Just when you thought there was no one left to pander to, the three candidates for Leader of the Free World found an untapped demographic: the professional-wrestling audience.
Talkin' tough never looked sillier - nor a presidential race more embarrassing. Give people enough time and exposure and they'll eventually become caricatures of themselves. This week, Sen. Hillary "Annie Oakley" Clinton, Sen. Barack "Howard Dean" Obama and Sen. John "I Was a POW" McCain proved the rule, surpassingly, with ads prepared for a special episode of World Wrestling Entertainment's Raw that aired on the eve of the Pennsylvania primary.
For her performance, Mrs. Clinton wore a colorful scarf and introduced herself: "Hi. I'm Hillary Clinton, but tonight, in honor of the WWE, you can call me Hill-Rod. This election is starting to feel a lot like King of the Ring. The only difference? The last man standing may just be a woman."
Hill-Rod? Would that be Hill-Rod the Obliterator? Perhaps in keeping with her new smackdown persona, Mrs. Clinton was also talking tough to Iran this week. On yesterday's Good Morning America, she was asked what she would do if Iran attacked Israel with nuclear weapons.
"I want the Iranians to know that if I'm the president, we will attack Iran," Mrs. Clinton said. "In the next 10 years, during which they might foolishly consider launching an attack on Israel, we would be able to totally obliterate them."
Mrs. Clinton hauled out her own nuke in another ad leading up to the Pennsylvania primary, featuring that consummate boogeyman, Osama bin Laden. As in, whom can Americans trust when things really get scary?
The ad includes the famous Harry Truman quote, which seemed to foreshadow Mr. Obama's wrestler message. Said President Truman: "If you can't stand the heat, get out of the kitchen."
Said Mr. Obama: "To the special interests who've been setting the agenda in Washington for too long (blahblahblah) ... I've got one question: Do you smell what Barack is cookin'?"
At least Mr. Obama conveyed with a self-aware smile that he was in on his own joke.
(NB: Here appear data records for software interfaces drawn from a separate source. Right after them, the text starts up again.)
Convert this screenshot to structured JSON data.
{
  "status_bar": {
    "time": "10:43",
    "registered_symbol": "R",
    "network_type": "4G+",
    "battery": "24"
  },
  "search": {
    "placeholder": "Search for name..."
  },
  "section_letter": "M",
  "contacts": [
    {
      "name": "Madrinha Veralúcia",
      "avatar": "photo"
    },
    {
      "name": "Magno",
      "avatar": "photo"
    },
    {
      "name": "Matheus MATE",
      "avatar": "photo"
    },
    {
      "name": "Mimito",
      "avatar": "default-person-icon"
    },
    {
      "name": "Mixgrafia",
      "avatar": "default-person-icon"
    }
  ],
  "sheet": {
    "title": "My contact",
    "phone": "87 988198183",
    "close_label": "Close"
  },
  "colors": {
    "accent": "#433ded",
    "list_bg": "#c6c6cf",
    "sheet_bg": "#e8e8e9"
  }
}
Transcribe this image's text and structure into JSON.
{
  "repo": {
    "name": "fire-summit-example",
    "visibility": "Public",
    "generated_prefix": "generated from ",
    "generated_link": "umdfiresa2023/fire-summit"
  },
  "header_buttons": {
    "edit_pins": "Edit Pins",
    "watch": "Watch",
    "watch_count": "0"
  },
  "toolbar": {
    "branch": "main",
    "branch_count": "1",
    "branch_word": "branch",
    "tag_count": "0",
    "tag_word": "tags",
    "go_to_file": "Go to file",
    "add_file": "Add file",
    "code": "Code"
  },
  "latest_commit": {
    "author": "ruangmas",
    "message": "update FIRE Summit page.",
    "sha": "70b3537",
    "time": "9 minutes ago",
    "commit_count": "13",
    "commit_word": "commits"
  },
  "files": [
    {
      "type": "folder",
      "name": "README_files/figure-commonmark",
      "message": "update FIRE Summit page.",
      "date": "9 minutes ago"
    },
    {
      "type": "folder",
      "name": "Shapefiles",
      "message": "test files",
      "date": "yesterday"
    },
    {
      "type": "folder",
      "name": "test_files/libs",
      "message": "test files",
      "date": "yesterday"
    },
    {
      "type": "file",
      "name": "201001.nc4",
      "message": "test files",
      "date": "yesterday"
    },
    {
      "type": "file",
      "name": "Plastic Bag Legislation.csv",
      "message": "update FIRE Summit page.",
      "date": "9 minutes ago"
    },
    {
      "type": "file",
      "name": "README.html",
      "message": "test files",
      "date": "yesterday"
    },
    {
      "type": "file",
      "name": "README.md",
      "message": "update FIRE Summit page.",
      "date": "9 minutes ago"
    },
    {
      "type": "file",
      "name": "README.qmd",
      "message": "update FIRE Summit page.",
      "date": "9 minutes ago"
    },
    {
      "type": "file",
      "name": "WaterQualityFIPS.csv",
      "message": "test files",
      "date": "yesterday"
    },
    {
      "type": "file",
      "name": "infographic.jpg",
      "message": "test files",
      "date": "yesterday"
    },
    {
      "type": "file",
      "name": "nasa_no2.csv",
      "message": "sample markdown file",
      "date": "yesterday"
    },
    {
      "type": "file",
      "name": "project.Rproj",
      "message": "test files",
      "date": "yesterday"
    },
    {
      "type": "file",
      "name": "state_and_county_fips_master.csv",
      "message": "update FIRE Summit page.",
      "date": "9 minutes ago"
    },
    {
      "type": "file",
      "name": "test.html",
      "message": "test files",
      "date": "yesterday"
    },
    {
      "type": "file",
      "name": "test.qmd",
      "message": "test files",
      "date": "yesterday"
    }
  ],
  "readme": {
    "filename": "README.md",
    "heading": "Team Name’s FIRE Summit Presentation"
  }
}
It can't have been easy for this serious man to play along with this absurd ruse.
For the record, both Mrs. Clinton and Mr. Obama were asked by WWE's vice president of communications, Gary Davis, to tape the videos. Mr. Davis said he hoped they would have fun with their message, but "we also want our fans to learn about you and your direction for our country."
As for Mr. McCain, looking more like Popeye freshly fortified with spinach than a commander in chief, he traded his true hero for a pretend wise guy, punching the air with a pit-bull snarl.
"Looks like Hillary Clinton and Barack Obama want to settle their differences in the ring. Well, that's fine with me. But lemme tell ya: If you want to be the man, you have to beat the man. Come November, it'll be game over."
OK, it's all for fun, and nobody got hurt. But on the same day that these aspiring commanders in chief were smooching up wrestling fans, Defense Secretary Robert M. Gates was ripping the U.S. Air Force and America's generals for not doing enough to support troops in Iraq and Afghanistan. A few days earlier, a former senior Pentagon official called the war in Iraq "a major debacle."
Mr. McCain should have opted out of the silliness instead of squandering his gravitas. He might not have known that Mr. Gates was going to part the curtains on America's military dysfunction, but those who intend to lead a nation at war can't hope for dependable timing.
Mrs. Clinton's ad posed the correct question: Whom are voters going to trust to be commander in chief? In this too-long campaign, the answer is increasingly less clear.
Kathleen Parker's syndicated column appears regularly in The Sun. Her e-mail is firstname.lastname@example.org.